The novel's construction, as Woodward writes on his website, took "40 years of dreaming, [then] four insane months of animating, drawing, drinking caffeine, and acting like a 10 year old again."
Woodward, who recently worked on films such as "The Avengers," "Snow White and the Huntsman" and "Iron Man 2," expanded in an email with Playbook.
On the inspiration for the story:
"[It] comes from my own three daughters and as they get older. I see their talents and what they can become, and it also scares me because the right amount of success without the work to get there can destroy one's principles and integrity."
On the presence of baseball in Tao City:
"Baseball is the world they live in. This world lives and eats New Baseball (future ball)."
On why he chose baseball:
"I did play Little League when I was a kid, but that didn't really inspire me to do baseball. Of all sports, I like the nostalgia of baseball -- the American Dream and the heart this game has.
"It's not like any other sport. It has roots and traditions and legends, and a real Americana feel. Other sports could have propelled the story of Candy forward as well, but baseball has heart, and I really needed to communicate the heart and the passion in with the sport."

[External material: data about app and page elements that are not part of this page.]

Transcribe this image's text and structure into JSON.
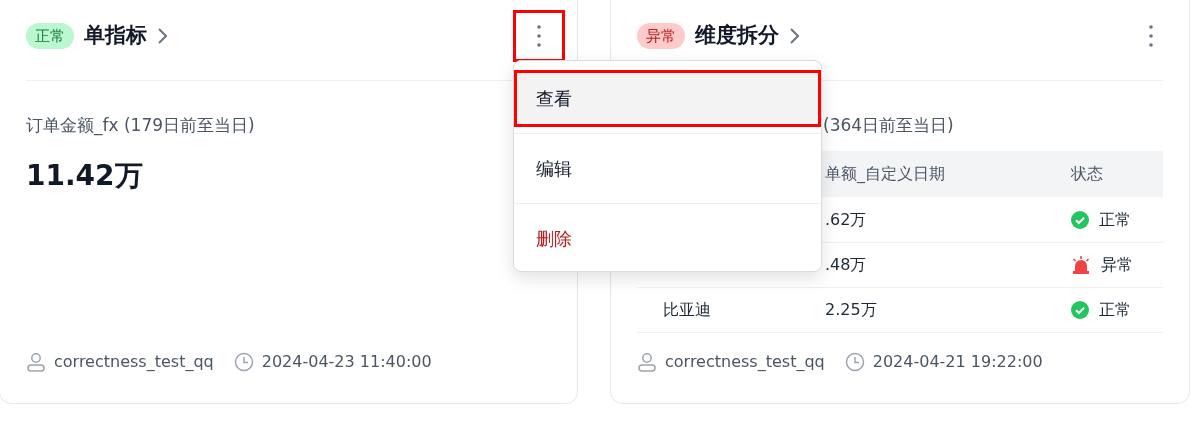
{
  "cards": [
    {
      "status": {
        "label": "正常",
        "kind": "normal"
      },
      "title": "单指标",
      "menu_button": {
        "highlighted": true
      },
      "metric": "订单金额_fx (179日前至当日)",
      "value": "11.42万",
      "owner": "correctness_test_qq",
      "time": "2024-04-23 11:40:00"
    },
    {
      "status": {
        "label": "异常",
        "kind": "abnormal"
      },
      "title": "维度拆分",
      "menu_button": {
        "highlighted": false
      },
      "metric": "(364日前至当日)",
      "table": {
        "columns": [
          "单额_自定义日期",
          "状态"
        ],
        "rows": [
          {
            "value": ".62万",
            "status": {
              "label": "正常",
              "kind": "normal"
            }
          },
          {
            "value": ".48万",
            "status": {
              "label": "异常",
              "kind": "abnormal"
            }
          },
          {
            "name": "比亚迪",
            "value": "2.25万",
            "status": {
              "label": "正常",
              "kind": "normal"
            }
          }
        ]
      },
      "owner": "correctness_test_qq",
      "time": "2024-04-21 19:22:00"
    }
  ],
  "menu": {
    "items": [
      {
        "label": "查看",
        "kind": "normal",
        "selected": true
      },
      {
        "label": "编辑",
        "kind": "normal",
        "selected": false
      },
      {
        "label": "删除",
        "kind": "danger",
        "selected": false
      }
    ]
  }
}
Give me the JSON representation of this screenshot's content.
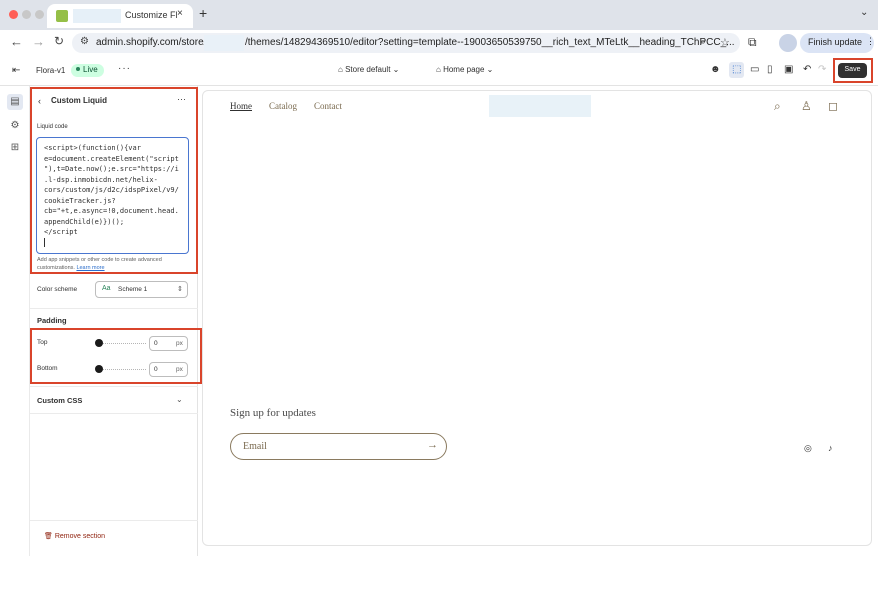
{
  "browser": {
    "tab_title": "Customize Fl",
    "tab_close": "×",
    "new_tab": "+",
    "tab_menu": "⌄",
    "url_host": "admin.shopify.com/store/",
    "url_path": "/themes/148294369510/editor?setting=template--19003650539750__rich_text_MTeLtk__heading_TChPCC_...",
    "finish_update": "Finish update"
  },
  "topbar": {
    "theme_name": "Flora-v1",
    "live_badge": "Live",
    "more": "···",
    "store_selector": "Store default",
    "page_selector": "Home page",
    "save_label": "Save"
  },
  "sidebar": {
    "title": "Custom Liquid",
    "more": "···",
    "liquid_code_label": "Liquid code",
    "liquid_code": "<script>(function(){var\ne=document.createElement(\"script\n\"),t=Date.now();e.src=\"https://i\n.l-dsp.inmobicdn.net/helix-\ncors/custom/js/d2c/idspPixel/v9/\ncookieTracker.js?\ncb=\"+t,e.async=!0,document.head.\nappendChild(e)})();\n</script",
    "help_text": "Add app snippets or other code to create advanced customizations.",
    "help_link": "Learn more",
    "color_scheme_label": "Color scheme",
    "color_scheme_value": "Scheme 1",
    "padding_title": "Padding",
    "padding_top_label": "Top",
    "padding_top_value": "0",
    "padding_bottom_label": "Bottom",
    "padding_bottom_value": "0",
    "padding_unit": "px",
    "custom_css_title": "Custom CSS",
    "remove_section": "Remove section"
  },
  "preview": {
    "nav": [
      "Home",
      "Catalog",
      "Contact"
    ],
    "signup_heading": "Sign up for updates",
    "email_placeholder": "Email"
  },
  "colors": {
    "highlight": "#d9442b",
    "live_badge_bg": "#cdfee1",
    "save_bg": "#303030",
    "focus_border": "#4a76d0"
  }
}
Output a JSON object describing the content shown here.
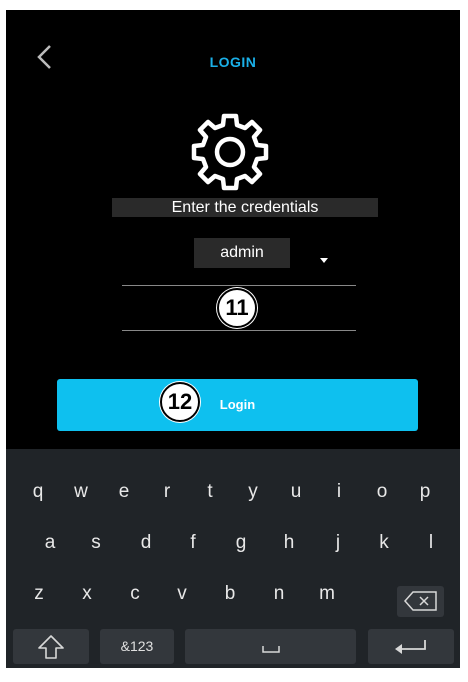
{
  "header": {
    "title": "LOGIN",
    "back_icon": "chevron-left-icon"
  },
  "form": {
    "icon": "gear-icon",
    "prompt": "Enter the credentials",
    "username": "admin",
    "password_value": ""
  },
  "annotations": {
    "badge_password": "11",
    "badge_login": "12"
  },
  "login_button": {
    "label": "Login"
  },
  "keyboard": {
    "row1": [
      "q",
      "w",
      "e",
      "r",
      "t",
      "y",
      "u",
      "i",
      "o",
      "p"
    ],
    "row2": [
      "a",
      "s",
      "d",
      "f",
      "g",
      "h",
      "j",
      "k",
      "l"
    ],
    "row3": [
      "z",
      "x",
      "c",
      "v",
      "b",
      "n",
      "m"
    ],
    "symbols_label": "&123",
    "backspace_icon": "backspace-icon",
    "shift_icon": "shift-icon",
    "space_icon": "space-icon",
    "enter_icon": "enter-icon"
  },
  "colors": {
    "accent": "#1ab0e8",
    "button": "#0ec0ef",
    "background": "#000000",
    "keyboard_bg": "#202428"
  }
}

Check out some animation tests, animations and character stills from this intriguing work: